DIRECTIONS FOR THIS TASK
Every line in the entries that holds "Output" should be identified and copied.

━━━━━━

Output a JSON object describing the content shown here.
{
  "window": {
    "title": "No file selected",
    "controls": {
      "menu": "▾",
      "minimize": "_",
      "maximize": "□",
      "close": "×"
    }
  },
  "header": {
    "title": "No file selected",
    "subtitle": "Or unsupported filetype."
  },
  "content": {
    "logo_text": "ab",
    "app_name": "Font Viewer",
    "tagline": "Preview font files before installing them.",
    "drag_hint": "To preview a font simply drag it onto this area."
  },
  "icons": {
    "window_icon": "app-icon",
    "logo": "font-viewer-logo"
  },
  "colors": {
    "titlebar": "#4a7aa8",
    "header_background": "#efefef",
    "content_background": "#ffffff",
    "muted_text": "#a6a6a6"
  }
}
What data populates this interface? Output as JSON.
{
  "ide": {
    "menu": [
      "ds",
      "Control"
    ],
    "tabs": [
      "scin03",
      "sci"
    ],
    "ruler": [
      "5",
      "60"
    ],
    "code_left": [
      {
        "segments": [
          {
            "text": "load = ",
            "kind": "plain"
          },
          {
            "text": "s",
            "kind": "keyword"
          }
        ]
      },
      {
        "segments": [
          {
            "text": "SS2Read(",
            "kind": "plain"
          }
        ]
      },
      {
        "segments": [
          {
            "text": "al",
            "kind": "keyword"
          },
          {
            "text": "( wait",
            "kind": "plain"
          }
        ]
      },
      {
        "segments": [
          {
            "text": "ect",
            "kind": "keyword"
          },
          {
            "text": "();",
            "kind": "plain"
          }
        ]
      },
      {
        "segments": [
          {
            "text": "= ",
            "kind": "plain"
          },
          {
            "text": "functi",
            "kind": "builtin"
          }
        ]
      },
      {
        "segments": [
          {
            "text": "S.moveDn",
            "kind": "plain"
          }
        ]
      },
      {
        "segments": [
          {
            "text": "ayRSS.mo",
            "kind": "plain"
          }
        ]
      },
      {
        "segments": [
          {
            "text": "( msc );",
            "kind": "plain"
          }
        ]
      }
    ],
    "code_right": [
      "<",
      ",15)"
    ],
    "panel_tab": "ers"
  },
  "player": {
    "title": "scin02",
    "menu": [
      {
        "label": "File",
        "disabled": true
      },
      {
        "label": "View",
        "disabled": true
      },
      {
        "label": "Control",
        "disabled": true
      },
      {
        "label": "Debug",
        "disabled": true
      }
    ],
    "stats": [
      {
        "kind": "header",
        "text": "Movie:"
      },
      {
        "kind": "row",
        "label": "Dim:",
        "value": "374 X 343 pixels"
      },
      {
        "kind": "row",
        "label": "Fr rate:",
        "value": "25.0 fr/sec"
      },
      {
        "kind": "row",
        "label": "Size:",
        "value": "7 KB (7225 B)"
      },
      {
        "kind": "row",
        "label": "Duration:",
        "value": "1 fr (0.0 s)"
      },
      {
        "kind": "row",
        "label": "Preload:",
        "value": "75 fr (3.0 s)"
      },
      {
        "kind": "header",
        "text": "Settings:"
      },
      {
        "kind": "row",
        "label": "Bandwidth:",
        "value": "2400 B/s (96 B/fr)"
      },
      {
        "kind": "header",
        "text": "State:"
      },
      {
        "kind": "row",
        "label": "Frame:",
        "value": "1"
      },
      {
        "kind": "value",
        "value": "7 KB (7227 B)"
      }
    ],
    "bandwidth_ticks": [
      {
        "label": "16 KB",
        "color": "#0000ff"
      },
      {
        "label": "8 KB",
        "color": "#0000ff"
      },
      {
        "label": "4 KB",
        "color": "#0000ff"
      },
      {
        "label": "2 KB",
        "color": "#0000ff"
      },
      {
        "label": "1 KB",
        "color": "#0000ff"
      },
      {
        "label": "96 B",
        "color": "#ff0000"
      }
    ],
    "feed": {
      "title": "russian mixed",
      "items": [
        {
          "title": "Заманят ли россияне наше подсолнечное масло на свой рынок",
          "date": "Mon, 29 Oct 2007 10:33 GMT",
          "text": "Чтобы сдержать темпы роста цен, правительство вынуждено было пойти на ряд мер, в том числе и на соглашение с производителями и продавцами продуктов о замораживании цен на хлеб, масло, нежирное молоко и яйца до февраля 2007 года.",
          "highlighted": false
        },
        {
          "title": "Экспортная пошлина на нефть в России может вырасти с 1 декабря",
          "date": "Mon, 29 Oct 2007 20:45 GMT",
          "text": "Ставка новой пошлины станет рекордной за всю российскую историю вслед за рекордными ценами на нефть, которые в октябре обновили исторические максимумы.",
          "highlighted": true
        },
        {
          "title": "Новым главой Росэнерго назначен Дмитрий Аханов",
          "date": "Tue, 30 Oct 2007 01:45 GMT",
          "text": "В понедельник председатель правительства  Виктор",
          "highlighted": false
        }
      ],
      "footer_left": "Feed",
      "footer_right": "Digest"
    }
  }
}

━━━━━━

SOLUTION FOR THIS PROBLEM
Output a JSON object describing the content shown here.
What data populates this interface? Output as JSON.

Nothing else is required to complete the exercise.